§ **Task to complete**: Go through the entries below and tally each line holding the string "ODAS". Return the number only.

§ **Dataset records**:

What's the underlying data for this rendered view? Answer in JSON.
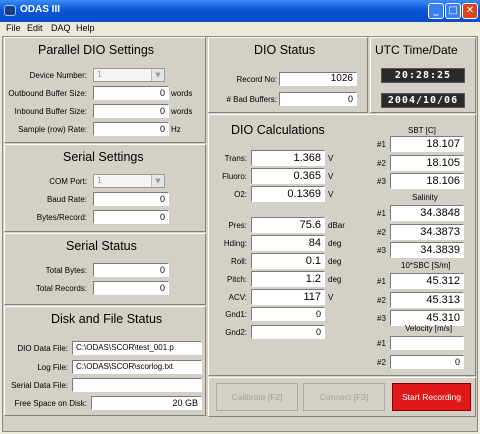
{
  "window": {
    "title": "ODAS III"
  },
  "menu": [
    "File",
    "Edit",
    "DAQ",
    "Help"
  ],
  "parallel": {
    "title": "Parallel DIO Settings",
    "device_label": "Device Number:",
    "device_value": "1",
    "outbound_label": "Outbound Buffer Size:",
    "outbound_value": "0",
    "outbound_unit": "words",
    "inbound_label": "Inbound Buffer Size:",
    "inbound_value": "0",
    "inbound_unit": "words",
    "rate_label": "Sample (row) Rate:",
    "rate_value": "0",
    "rate_unit": "Hz"
  },
  "serial_settings": {
    "title": "Serial Settings",
    "com_label": "COM Port:",
    "com_value": "1",
    "baud_label": "Baud Rate:",
    "baud_value": "0",
    "bytes_label": "Bytes/Record:",
    "bytes_value": "0"
  },
  "serial_status": {
    "title": "Serial Status",
    "total_bytes_label": "Total Bytes:",
    "total_bytes_value": "0",
    "total_records_label": "Total Records:",
    "total_records_value": "0"
  },
  "disk": {
    "title": "Disk and File Status",
    "dio_label": "DIO Data File:",
    "dio_value": "C:\\ODAS\\SCOR\\test_001.p",
    "log_label": "Log File:",
    "log_value": "C:\\ODAS\\SCOR\\scorlog.txt",
    "serial_label": "Serial Data File:",
    "serial_value": "",
    "free_label": "Free Space on Disk:",
    "free_value": "20 GB"
  },
  "dio_status": {
    "title": "DIO Status",
    "record_label": "Record No:",
    "record_value": "1026",
    "bad_label": "# Bad Buffers:",
    "bad_value": "0"
  },
  "utc": {
    "title": "UTC Time/Date",
    "time": "20:28:25",
    "date": "2004/10/06"
  },
  "calc": {
    "title": "DIO Calculations",
    "rows_top": [
      {
        "label": "Trans:",
        "value": "1.368",
        "unit": "V"
      },
      {
        "label": "Fluoro:",
        "value": "0.365",
        "unit": "V"
      },
      {
        "label": "O2:",
        "value": "0.1369",
        "unit": "V"
      }
    ],
    "rows_bottom": [
      {
        "label": "Pres:",
        "value": "75.6",
        "unit": "dBar"
      },
      {
        "label": "Hding:",
        "value": "84",
        "unit": "deg"
      },
      {
        "label": "Roll:",
        "value": "0.1",
        "unit": "deg"
      },
      {
        "label": "Pitch:",
        "value": "1.2",
        "unit": "deg"
      },
      {
        "label": "ACV:",
        "value": "117",
        "unit": "V"
      },
      {
        "label": "Gnd1:",
        "value": "0",
        "unit": ""
      },
      {
        "label": "Gnd2:",
        "value": "0",
        "unit": ""
      }
    ],
    "sbt": {
      "title": "SBT [C]",
      "values": [
        "18.107",
        "18.105",
        "18.106"
      ]
    },
    "salinity": {
      "title": "Salinity",
      "values": [
        "34.3848",
        "34.3873",
        "34.3839"
      ]
    },
    "sbc": {
      "title": "10*SBC [S/m]",
      "values": [
        "45.312",
        "45.313",
        "45.310"
      ]
    },
    "velocity": {
      "title": "Velocity [m/s]",
      "values": [
        "",
        "0"
      ]
    },
    "idx": [
      "#1",
      "#2",
      "#3"
    ]
  },
  "buttons": {
    "calibrate": "Calibrate [F2]",
    "connect": "Connect [F3]",
    "record": "Start Recording"
  },
  "colors": {
    "title_bar": "#0a55d8",
    "record_button": "#e01818"
  }
}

§ **Output for this exercise**: 3